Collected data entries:
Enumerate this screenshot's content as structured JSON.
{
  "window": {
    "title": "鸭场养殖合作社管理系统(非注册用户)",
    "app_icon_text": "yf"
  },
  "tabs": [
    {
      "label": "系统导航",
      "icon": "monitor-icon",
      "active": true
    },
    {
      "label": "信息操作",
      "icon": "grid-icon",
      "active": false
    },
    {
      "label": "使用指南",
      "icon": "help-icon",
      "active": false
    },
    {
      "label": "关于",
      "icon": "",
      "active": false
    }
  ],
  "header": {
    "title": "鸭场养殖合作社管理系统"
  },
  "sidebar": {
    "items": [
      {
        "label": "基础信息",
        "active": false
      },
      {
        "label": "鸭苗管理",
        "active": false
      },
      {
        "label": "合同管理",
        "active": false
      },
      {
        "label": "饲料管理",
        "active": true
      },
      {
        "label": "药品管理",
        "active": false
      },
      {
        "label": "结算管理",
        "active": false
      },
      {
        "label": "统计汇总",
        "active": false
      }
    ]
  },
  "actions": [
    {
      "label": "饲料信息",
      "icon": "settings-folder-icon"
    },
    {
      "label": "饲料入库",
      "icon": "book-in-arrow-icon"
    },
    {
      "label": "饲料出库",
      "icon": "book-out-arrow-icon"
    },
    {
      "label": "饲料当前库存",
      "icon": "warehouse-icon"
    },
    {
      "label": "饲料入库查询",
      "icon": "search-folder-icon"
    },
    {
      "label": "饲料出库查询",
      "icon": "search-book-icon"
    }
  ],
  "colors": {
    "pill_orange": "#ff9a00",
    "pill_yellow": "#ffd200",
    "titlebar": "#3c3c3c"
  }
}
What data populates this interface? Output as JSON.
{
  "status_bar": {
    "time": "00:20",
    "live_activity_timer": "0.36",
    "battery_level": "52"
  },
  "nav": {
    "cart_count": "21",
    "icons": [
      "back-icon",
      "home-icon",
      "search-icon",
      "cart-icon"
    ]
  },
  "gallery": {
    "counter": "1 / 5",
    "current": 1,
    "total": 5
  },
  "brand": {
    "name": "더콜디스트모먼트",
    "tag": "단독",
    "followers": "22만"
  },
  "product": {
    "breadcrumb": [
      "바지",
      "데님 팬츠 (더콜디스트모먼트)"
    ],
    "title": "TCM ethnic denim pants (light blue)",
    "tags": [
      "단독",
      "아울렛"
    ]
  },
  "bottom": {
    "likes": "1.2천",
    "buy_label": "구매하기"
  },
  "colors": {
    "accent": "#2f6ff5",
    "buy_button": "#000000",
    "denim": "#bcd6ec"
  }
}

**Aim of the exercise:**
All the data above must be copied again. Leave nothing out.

**Answer:**
Enumerate this screenshot's content as structured JSON.
{
  "window": {
    "title": "鸭场养殖合作社管理系统(非注册用户)",
    "app_icon_text": "yf"
  },
  "tabs": [
    {
      "label": "系统导航",
      "icon": "monitor-icon",
      "active": true
    },
    {
      "label": "信息操作",
      "icon": "grid-icon",
      "active": false
    },
    {
      "label": "使用指南",
      "icon": "help-icon",
      "active": false
    },
    {
      "label": "关于",
      "icon": "",
      "active": false
    }
  ],
  "header": {
    "title": "鸭场养殖合作社管理系统"
  },
  "sidebar": {
    "items": [
      {
        "label": "基础信息",
        "active": false
      },
      {
        "label": "鸭苗管理",
        "active": false
      },
      {
        "label": "合同管理",
        "active": false
      },
      {
        "label": "饲料管理",
        "active": true
      },
      {
        "label": "药品管理",
        "active": false
      },
      {
        "label": "结算管理",
        "active": false
      },
      {
        "label": "统计汇总",
        "active": false
      }
    ]
  },
  "actions": [
    {
      "label": "饲料信息",
      "icon": "settings-folder-icon"
    },
    {
      "label": "饲料入库",
      "icon": "book-in-arrow-icon"
    },
    {
      "label": "饲料出库",
      "icon": "book-out-arrow-icon"
    },
    {
      "label": "饲料当前库存",
      "icon": "warehouse-icon"
    },
    {
      "label": "饲料入库查询",
      "icon": "search-folder-icon"
    },
    {
      "label": "饲料出库查询",
      "icon": "search-book-icon"
    }
  ],
  "colors": {
    "pill_orange": "#ff9a00",
    "pill_yellow": "#ffd200",
    "titlebar": "#3c3c3c"
  }
}
What data populates this interface? Output as JSON.
{
  "status_bar": {
    "time": "00:20",
    "live_activity_timer": "0.36",
    "battery_level": "52"
  },
  "nav": {
    "cart_count": "21",
    "icons": [
      "back-icon",
      "home-icon",
      "search-icon",
      "cart-icon"
    ]
  },
  "gallery": {
    "counter": "1 / 5",
    "current": 1,
    "total": 5
  },
  "brand": {
    "name": "더콜디스트모먼트",
    "tag": "단독",
    "followers": "22만"
  },
  "product": {
    "breadcrumb": [
      "바지",
      "데님 팬츠 (더콜디스트모먼트)"
    ],
    "title": "TCM ethnic denim pants (light blue)",
    "tags": [
      "단독",
      "아울렛"
    ]
  },
  "bottom": {
    "likes": "1.2천",
    "buy_label": "구매하기"
  },
  "colors": {
    "accent": "#2f6ff5",
    "buy_button": "#000000",
    "denim": "#bcd6ec"
  }
}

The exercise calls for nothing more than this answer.